The orders are strict: no one is to quit his post. There are men, however, who have been standing there, without sleep, for twenty-four hours. No one must leave the camp of the Friends of Order even to go and dine. Those who have no money either have rations given them or are provided at the expense of the mairie, from a restaurant of the Rue des Filles Saint-Thomas, with a dinner consisting of soup and bouilli, a plate of meat, vegetables, and a bottle of wine. I hear one of them exclaim,
“If the Federals knew that we not only get our pay, but are also fed like princes, they would come over to us, every man of them. As for us, we are determined to obey the maires and deputies of Paris.” Much astonishment is manifested at the absence of Vice-Admiral Saisset; as he has accepted the command he ought to show himself. Certain croakers even insinuate that the vice-admiral hesitates to organise the resistance, but we will not listen to them, and are on the whole full of confidence and resolution. “We are numerous, determined; we have right on our side, and will triumph.”
At about four o’clock an alarm is sounded. We hear cries of “To arms! To arms!” The drums beat, the trumpets sound, the ranks are formed. The ominous click, click, as the men cock their rifles, is heard on all sides. The moment of action has arrived. There are more than ten thousand men, well armed and determined. A company of Mobiles and the National Guards defend the entrance of the Rue Vivienne. All this tumult is caused by one of the battalions from Belleville, passing along the boulevards with three pieces of cannon.
What is about to happen? When the insurgents reach the top of the Rue Vivienne they seem to hesitate. In a few seconds the boulevards, which were just now crowded, are suddenly deserted; and even the cafes are closed.
At such a moment as this, a single accidental shot (several such have happened this morning; a woman standing at a window at the corner of the Rue Saint Marc was nearly killed by the carelessness, of one of the Guards),—a single shot, a cry even, or a menacing gesture would suffice to kindle the blaze. Nobody. moves or speaks. I feel myself tremble before the possibility of an irreparable disaster; it is a solemn and terrible moment.

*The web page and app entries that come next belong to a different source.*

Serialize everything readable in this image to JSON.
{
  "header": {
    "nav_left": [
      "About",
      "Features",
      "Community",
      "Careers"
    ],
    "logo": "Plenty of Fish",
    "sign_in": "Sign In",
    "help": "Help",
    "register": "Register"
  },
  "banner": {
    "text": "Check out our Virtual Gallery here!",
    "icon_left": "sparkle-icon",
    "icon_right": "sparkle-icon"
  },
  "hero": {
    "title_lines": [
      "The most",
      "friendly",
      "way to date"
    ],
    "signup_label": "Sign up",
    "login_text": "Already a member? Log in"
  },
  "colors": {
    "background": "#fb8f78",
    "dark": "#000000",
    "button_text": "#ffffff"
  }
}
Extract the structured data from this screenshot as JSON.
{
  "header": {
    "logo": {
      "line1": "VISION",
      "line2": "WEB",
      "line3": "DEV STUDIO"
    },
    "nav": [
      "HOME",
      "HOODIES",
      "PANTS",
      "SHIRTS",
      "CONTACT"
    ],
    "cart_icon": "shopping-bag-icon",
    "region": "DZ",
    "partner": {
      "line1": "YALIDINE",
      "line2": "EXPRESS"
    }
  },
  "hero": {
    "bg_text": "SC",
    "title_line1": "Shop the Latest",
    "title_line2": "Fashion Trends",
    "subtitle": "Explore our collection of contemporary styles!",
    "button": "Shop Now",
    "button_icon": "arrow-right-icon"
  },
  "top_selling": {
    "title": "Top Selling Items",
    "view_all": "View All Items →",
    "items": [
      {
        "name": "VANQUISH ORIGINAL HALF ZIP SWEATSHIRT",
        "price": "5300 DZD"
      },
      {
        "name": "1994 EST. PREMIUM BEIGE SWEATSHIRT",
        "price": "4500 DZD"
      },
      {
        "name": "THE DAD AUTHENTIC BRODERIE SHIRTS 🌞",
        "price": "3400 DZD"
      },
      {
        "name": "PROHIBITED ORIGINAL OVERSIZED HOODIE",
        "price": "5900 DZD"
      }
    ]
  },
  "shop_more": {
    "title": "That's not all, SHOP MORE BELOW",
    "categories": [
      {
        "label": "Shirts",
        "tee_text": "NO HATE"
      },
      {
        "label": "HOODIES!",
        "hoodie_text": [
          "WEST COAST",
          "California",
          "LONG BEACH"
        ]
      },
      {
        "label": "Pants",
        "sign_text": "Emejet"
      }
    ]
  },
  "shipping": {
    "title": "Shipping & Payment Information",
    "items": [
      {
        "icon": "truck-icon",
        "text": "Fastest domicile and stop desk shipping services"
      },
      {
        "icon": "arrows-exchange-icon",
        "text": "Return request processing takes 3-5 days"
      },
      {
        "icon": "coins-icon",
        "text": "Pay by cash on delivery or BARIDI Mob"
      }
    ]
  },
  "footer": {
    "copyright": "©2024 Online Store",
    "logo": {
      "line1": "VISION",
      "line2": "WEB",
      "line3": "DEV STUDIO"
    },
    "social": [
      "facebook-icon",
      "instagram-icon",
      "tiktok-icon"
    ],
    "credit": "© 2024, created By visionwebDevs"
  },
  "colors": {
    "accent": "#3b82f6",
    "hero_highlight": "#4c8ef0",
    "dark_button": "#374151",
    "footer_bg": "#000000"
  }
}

The battalion from Belleville presents arms; we reply, and they pass on. The danger is over; we breathe again. In a few seconds the crowd has returned to the boulevards.